= Beginning of Section =

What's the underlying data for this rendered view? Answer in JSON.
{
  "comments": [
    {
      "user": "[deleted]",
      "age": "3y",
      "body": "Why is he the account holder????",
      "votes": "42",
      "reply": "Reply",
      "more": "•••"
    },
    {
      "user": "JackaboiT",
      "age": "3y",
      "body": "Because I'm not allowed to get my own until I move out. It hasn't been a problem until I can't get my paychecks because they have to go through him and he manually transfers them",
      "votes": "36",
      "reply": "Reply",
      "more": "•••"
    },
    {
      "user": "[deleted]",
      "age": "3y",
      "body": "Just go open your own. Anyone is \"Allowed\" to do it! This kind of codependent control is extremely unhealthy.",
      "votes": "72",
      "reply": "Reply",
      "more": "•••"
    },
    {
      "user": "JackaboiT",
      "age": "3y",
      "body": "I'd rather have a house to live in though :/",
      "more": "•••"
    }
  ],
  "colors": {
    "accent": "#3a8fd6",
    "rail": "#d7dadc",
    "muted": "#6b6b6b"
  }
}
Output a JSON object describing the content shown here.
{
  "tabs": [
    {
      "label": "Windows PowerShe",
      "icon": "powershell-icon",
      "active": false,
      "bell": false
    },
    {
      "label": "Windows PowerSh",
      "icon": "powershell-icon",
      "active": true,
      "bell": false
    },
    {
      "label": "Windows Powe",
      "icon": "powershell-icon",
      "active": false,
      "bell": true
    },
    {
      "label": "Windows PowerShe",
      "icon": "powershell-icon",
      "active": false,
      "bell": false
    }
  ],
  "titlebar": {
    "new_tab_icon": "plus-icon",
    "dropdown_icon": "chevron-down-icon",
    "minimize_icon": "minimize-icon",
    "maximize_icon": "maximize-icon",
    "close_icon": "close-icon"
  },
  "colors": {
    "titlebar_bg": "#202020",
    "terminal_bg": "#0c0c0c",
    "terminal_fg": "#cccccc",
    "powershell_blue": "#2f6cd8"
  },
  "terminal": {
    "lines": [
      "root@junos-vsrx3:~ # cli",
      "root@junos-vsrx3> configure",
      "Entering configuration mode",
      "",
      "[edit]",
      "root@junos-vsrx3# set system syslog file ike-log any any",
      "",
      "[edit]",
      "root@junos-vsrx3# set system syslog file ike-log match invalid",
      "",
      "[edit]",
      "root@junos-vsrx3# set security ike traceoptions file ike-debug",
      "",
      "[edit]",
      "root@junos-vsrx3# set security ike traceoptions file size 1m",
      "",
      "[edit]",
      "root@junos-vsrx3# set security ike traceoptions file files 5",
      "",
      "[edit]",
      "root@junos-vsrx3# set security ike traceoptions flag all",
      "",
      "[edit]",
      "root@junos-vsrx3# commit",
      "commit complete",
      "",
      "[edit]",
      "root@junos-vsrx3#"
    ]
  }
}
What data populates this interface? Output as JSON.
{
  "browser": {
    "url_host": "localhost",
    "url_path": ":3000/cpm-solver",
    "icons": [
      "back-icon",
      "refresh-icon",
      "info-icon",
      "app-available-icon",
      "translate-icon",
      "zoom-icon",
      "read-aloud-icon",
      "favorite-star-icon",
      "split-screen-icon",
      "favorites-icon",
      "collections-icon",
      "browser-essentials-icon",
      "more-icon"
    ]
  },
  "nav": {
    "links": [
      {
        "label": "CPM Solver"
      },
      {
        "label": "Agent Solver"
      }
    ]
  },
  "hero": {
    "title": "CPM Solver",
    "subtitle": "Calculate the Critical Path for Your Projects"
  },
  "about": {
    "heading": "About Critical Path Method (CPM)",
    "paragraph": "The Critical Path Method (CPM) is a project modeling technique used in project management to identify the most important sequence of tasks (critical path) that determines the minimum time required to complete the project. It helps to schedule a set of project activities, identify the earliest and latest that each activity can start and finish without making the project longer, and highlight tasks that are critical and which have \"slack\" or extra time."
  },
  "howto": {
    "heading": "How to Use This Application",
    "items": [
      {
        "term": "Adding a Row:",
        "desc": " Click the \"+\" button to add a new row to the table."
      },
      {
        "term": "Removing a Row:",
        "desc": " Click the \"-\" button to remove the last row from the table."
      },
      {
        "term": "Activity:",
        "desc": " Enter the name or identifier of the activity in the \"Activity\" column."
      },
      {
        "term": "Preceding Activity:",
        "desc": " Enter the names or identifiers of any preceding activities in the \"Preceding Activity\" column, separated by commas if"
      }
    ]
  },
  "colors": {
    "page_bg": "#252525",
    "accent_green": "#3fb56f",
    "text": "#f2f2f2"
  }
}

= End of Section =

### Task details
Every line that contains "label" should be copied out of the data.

### Written reply
      "label": "Windows PowerShe",
      "label": "Windows PowerSh",
      "label": "Windows Powe",
      "label": "Windows PowerShe",
        "label": "CPM Solver"
        "label": "Agent Solver"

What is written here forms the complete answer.